If it were to follow through with this request, the result would be that no country anywhere in the world would be able to make use of Clearview’s service. Not only could U.S. law enforcement agencies not use the tool to locate a British or French national who comes to the United States and commits a crime that is recorded on camera, but if the company must delete all of its data to comply with these orders, the tool would be rendered useless for everyone. Therefore, demanding that Clearview stop processing data about their data subjects is not a reasonable or proportionate response. If France and the UK are concerned about the implications of law enforcement using this tool, a better option is to simply not use it.
Finally, these orders represent a critical blow to both free speech and a free and open Internet because they directly implicate what individuals and businesses can do with legal personal data they download from the Internet. For example, other search engines and web proxies may also store or processes images of Europeans from the Internet—there is no reason that a European regulator might not take action against one of these businesses in the future. Similarly, coding has long been recognized as a form of speech, and data protection authorities can treat individuals as data controllers—so this ruling would suggest that European regulators believe it would be within their authority, for example, to prohibit an American from executing code on their personal computer that would process publicly available photos from the Internet about Europeans. Or perhaps European regulators would like to prohibit Americans from retweeting photos European users share of themselves on social media. None of these outcomes would advance the idea, often espoused by European and American policymakers alike, that countries should promote a mostly open Internet—giving users the freedom to connect, speak, innovate, and share content with few restrictions.
The primary problem with both of these orders is that they do not consider the extraterritorial impact of their decisions.
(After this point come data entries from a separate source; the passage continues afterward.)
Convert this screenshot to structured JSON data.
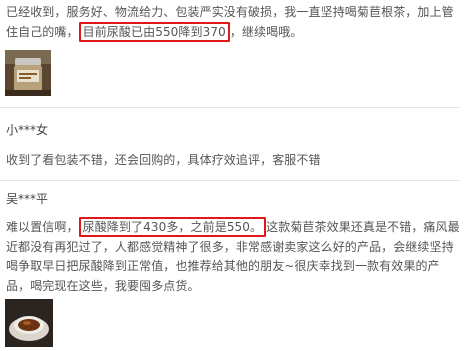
{
  "reviews": [
    {
      "user": "",
      "text_before": "已经收到，服务好、物流给力、包装严实没有破损，我一直坚持喝菊苣根茶，加上管住自己的嘴，",
      "highlight": "目前尿酸已由550降到370",
      "text_after": "，继续喝哦。",
      "has_image": true,
      "image_label": "jar-of-tea"
    },
    {
      "user": "小***女",
      "text_before": "收到了看包装不错，还会回购的，具体疗效追评，客服不错",
      "highlight": "",
      "text_after": "",
      "has_image": false
    },
    {
      "user": "吴***平",
      "text_before": "难以置信啊，",
      "highlight": "尿酸降到了430多，之前是550。",
      "text_after": "这款菊苣茶效果还真是不错，痛风最近都没有再犯过了，人都感觉精神了很多，非常感谢卖家这么好的产品，会继续坚持喝争取早日把尿酸降到正常值，也推荐给其他的朋友~很庆幸找到一款有效果的产品，喝完现在这些，我要囤多点货。",
      "has_image": true,
      "image_label": "cup-of-tea"
    }
  ]
}
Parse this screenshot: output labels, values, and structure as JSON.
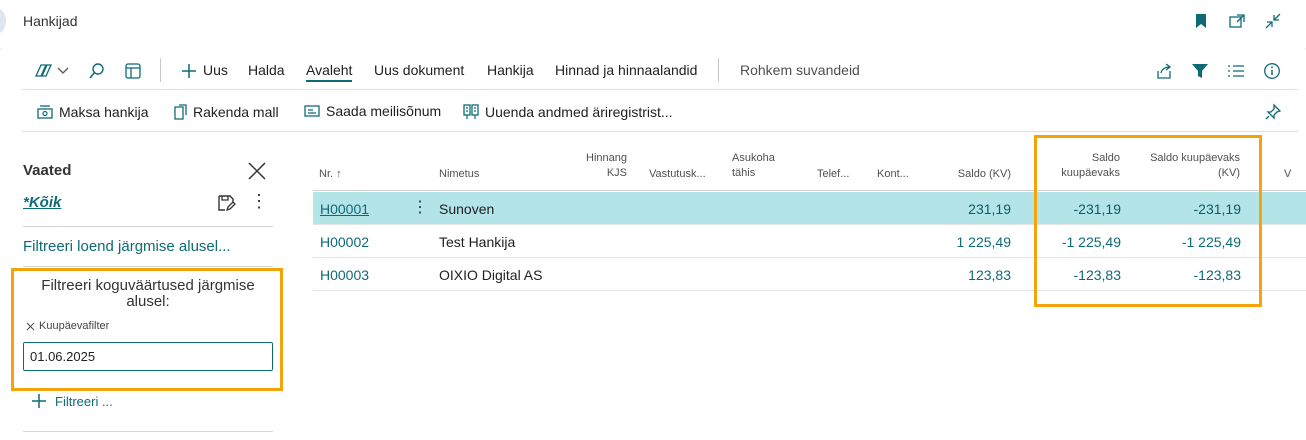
{
  "window": {
    "title": "Hankijad"
  },
  "actions": {
    "new": "Uus",
    "manage": "Halda",
    "home": "Avaleht",
    "new_document": "Uus dokument",
    "vendor": "Hankija",
    "prices": "Hinnad ja hinnaalandid",
    "more": "Rohkem suvandeid"
  },
  "actions2": {
    "pay_vendor": "Maksa hankija",
    "apply_template": "Rakenda mall",
    "send_email": "Saada meilisõnum",
    "update_registry": "Uuenda andmed äriregistrist..."
  },
  "views": {
    "title": "Vaated",
    "all": "*Kõik",
    "filter_list": "Filtreeri loend järgmise alusel...",
    "filter_totals": "Filtreeri koguväärtused järgmise alusel:",
    "date_filter_label": "Kuupäevafilter",
    "date_filter_value": "01.06.2025",
    "add_filter": "Filtreeri ..."
  },
  "table": {
    "columns": {
      "no": "Nr. ↑",
      "name": "Nimetus",
      "price_vat": "Hinnang KJS",
      "responsible": "Vastutusk...",
      "location": "Asukoha tähis",
      "phone": "Telef...",
      "contact": "Kont...",
      "balance_lcy": "Saldo (KV)",
      "balance_date": "Saldo kuupäevaks",
      "balance_date_lcy": "Saldo kuupäevaks (KV)",
      "extra": "V"
    },
    "rows": [
      {
        "no": "H00001",
        "name": "Sunoven",
        "balance_lcy": "231,19",
        "balance_date": "-231,19",
        "balance_date_lcy": "-231,19"
      },
      {
        "no": "H00002",
        "name": "Test Hankija",
        "balance_lcy": "1 225,49",
        "balance_date": "-1 225,49",
        "balance_date_lcy": "-1 225,49"
      },
      {
        "no": "H00003",
        "name": "OIXIO Digital AS",
        "balance_lcy": "123,83",
        "balance_date": "-123,83",
        "balance_date_lcy": "-123,83"
      }
    ]
  },
  "colors": {
    "accent": "#0e6b75",
    "highlight": "#f5a30a",
    "selected_row": "#b3e4e8"
  }
}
As ITIF has written before in its report “Beyond Internet Universalism: A Framework for Addressing Cross-Border Internet Policy,” countries will often have different policy objectives, so they should not act unilaterally to impose policies that directly affect individuals or organizations outside their country. Instead, they should either pursue policies that minimize their impact outside their domestic jurisdiction or work to build international consensus on these issues through multilateral forums.
Rather than acting unilaterally, the UK and France could have raised these concerns in existing forums such as the EU-US Trade and Technology Council or as part of the revitalized Atlantic Charter. But since these countries have acted without regard to the impact on the United States, U.S policymakers should respond. After all, while Clearview disputes the legality of both of these orders and will likely appeal them, the orders themselves put the company at existential risk. For example, the UK fine alone amounts to 60 percent of the total funds it has raised from investors. Moreover, the company will likely face similar actions from data protection officials in other European countries in the coming months, a pressure that would be challenging for any startup to handle. Therefore, while the company will likely appeal these orders, it should do so with explicit and forthright political support from the U.S. government designed to defend U.S. companies from unfair extraterritorial enforcement actions, protect public safety, and preserve Internet freedoms.